**Your instructions:** In which lines of the data does the string "Microsoft" appear? Copy every one.

Content starts

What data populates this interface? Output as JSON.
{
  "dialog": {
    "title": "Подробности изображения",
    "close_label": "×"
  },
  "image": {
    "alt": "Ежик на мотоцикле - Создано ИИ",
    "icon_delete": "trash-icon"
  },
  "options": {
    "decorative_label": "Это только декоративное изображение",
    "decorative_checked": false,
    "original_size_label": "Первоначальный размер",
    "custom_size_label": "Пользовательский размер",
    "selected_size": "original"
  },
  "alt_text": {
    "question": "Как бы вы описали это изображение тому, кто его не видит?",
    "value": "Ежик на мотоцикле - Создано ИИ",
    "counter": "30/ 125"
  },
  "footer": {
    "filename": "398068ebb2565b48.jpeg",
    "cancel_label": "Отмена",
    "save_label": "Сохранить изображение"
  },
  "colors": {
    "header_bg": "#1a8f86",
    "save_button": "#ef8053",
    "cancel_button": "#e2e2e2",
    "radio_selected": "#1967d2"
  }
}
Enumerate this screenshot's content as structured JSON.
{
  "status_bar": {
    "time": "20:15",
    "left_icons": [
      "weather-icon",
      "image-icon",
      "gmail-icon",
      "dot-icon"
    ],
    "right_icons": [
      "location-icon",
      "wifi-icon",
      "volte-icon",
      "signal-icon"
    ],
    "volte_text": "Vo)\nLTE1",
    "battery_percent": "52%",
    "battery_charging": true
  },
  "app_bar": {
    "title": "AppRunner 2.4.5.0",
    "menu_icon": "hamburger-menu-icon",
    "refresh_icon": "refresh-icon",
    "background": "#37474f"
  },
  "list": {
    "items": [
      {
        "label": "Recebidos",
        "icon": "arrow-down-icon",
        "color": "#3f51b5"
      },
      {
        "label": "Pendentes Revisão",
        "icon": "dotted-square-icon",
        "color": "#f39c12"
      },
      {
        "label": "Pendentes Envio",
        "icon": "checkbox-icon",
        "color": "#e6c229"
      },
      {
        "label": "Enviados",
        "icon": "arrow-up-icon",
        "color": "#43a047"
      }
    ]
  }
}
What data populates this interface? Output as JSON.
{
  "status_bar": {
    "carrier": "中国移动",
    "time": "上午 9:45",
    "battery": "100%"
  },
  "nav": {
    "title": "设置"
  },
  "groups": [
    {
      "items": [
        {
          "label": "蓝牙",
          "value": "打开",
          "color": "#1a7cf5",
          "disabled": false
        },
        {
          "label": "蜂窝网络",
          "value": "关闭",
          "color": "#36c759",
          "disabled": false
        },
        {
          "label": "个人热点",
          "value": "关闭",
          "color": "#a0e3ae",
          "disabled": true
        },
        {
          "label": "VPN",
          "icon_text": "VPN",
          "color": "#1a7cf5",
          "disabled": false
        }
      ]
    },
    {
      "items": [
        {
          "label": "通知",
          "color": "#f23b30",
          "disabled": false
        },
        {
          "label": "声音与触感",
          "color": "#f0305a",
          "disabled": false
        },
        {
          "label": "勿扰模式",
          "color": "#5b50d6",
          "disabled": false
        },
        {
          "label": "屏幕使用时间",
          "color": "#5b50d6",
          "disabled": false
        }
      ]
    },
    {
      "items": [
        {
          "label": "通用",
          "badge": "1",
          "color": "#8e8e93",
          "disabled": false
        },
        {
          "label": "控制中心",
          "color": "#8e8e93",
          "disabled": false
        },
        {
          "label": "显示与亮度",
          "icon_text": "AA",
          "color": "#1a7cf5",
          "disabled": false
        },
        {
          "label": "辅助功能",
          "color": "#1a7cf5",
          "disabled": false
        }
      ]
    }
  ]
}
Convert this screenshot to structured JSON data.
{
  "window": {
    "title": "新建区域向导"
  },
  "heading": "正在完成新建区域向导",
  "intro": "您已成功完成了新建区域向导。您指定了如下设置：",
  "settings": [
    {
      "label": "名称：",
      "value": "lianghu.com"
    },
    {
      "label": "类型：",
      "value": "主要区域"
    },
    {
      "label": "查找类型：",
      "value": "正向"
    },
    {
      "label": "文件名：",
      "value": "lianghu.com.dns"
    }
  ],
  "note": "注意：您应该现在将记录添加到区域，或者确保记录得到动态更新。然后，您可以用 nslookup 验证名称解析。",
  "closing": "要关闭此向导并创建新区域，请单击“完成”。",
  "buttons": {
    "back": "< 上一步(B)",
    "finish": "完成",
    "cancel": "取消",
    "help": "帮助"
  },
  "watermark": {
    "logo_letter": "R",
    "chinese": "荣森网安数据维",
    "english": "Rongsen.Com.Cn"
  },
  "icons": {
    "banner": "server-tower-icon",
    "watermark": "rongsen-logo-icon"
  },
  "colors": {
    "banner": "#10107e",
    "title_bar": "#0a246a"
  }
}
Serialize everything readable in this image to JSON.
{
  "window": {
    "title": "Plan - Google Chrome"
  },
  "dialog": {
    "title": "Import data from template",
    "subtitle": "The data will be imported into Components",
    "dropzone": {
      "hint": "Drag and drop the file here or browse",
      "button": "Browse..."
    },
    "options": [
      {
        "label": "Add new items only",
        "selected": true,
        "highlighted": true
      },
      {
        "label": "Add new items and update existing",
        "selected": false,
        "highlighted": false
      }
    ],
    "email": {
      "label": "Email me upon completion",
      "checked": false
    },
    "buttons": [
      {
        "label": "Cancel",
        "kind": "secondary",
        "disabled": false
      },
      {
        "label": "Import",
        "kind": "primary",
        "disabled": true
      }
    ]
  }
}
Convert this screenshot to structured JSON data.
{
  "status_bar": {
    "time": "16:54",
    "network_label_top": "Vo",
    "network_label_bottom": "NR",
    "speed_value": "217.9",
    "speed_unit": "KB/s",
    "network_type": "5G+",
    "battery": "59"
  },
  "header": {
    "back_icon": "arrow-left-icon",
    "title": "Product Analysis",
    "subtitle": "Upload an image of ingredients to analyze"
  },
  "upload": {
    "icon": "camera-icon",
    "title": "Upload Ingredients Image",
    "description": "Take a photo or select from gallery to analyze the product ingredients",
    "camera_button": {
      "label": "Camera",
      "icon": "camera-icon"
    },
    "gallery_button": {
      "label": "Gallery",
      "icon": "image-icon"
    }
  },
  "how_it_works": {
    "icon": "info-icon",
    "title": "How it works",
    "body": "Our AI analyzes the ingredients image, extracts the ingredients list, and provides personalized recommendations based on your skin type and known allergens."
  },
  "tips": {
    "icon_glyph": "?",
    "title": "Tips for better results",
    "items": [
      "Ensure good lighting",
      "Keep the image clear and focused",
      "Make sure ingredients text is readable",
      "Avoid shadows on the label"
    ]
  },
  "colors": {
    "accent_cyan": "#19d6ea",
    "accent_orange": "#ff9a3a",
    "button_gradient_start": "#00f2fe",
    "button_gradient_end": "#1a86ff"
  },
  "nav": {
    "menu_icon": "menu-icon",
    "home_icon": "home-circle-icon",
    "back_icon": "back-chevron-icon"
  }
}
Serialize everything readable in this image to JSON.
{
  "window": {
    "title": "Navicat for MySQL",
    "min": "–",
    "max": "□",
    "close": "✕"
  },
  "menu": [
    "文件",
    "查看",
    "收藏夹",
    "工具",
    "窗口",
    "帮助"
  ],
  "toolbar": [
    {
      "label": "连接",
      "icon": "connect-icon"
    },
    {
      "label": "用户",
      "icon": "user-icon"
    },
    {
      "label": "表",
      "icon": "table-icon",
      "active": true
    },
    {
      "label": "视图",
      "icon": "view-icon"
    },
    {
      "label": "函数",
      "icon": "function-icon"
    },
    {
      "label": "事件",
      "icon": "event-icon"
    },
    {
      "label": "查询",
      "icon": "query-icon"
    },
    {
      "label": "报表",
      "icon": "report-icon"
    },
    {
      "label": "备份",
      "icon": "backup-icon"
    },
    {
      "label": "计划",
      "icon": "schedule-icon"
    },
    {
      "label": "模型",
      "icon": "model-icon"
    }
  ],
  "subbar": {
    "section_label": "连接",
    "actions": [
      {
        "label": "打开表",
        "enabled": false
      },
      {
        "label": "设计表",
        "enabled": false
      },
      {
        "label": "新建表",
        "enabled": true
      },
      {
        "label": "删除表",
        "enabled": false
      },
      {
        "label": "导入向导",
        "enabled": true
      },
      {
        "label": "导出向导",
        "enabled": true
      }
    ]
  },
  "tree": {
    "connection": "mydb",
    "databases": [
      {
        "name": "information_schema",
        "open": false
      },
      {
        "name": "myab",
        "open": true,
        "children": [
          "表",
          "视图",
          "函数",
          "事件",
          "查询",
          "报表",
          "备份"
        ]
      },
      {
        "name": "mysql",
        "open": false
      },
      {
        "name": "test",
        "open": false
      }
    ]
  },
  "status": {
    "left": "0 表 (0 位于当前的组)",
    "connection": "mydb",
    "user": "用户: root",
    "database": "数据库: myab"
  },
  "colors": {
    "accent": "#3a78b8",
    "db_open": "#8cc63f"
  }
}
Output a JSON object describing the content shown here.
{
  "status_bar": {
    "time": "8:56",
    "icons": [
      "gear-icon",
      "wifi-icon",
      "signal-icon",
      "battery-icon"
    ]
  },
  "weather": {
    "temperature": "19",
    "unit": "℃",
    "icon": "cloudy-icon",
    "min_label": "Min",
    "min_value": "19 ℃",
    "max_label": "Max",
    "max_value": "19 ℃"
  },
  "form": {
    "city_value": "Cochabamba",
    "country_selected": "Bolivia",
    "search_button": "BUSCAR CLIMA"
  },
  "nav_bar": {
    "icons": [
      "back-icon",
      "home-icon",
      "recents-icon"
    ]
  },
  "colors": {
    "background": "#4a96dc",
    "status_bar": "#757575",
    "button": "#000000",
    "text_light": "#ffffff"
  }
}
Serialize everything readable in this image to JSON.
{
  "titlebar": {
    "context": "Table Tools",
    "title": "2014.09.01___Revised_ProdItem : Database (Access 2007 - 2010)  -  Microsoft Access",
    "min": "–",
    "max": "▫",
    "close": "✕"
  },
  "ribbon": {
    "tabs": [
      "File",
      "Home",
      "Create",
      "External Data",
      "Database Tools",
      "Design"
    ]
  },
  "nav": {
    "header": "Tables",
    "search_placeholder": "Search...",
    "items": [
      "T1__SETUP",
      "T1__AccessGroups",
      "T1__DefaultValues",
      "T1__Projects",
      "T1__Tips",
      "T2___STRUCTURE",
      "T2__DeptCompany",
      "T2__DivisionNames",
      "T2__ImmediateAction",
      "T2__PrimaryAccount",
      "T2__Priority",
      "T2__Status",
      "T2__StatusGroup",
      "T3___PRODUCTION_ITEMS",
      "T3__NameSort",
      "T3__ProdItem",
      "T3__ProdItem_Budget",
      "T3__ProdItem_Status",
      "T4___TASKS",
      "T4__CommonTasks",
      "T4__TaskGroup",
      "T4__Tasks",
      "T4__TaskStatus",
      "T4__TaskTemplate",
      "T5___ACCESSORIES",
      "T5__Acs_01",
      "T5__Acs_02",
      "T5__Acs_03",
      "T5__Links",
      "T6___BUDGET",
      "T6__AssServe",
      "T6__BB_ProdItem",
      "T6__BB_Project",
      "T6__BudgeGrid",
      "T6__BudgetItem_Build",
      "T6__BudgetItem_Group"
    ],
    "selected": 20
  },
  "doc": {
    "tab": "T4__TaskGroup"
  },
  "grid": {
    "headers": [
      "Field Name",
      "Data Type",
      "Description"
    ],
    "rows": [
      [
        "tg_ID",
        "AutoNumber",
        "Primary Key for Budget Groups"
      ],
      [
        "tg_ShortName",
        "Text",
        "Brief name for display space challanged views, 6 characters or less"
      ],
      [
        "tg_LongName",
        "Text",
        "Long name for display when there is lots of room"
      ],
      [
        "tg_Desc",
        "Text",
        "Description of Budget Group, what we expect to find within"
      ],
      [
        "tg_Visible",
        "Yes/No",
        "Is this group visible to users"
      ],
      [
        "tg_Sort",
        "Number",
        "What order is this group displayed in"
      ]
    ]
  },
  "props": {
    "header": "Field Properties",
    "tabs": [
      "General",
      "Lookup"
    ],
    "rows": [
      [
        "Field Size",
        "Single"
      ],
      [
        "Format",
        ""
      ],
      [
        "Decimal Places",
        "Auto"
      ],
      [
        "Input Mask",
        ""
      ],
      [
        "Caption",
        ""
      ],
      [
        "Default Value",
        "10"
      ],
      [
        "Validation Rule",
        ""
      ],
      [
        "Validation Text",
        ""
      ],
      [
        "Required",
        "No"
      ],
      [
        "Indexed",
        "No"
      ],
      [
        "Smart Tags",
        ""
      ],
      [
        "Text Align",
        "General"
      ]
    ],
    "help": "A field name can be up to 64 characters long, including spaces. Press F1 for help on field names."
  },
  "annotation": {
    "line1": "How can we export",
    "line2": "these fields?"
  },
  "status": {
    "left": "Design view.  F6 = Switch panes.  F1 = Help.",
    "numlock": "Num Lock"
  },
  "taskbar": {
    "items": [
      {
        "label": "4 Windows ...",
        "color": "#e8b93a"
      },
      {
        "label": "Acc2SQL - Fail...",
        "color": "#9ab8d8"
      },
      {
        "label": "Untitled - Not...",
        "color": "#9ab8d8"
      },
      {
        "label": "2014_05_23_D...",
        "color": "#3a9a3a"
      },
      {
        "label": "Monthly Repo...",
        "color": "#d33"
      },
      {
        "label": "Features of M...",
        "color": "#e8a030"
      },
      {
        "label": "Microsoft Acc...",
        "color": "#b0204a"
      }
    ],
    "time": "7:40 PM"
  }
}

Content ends

**Exercise answer:**
    "title": "2014.09.01___Revised_ProdItem : Database (Access 2007 - 2010)  -  Microsoft Access",
        "label": "Microsoft Acc...",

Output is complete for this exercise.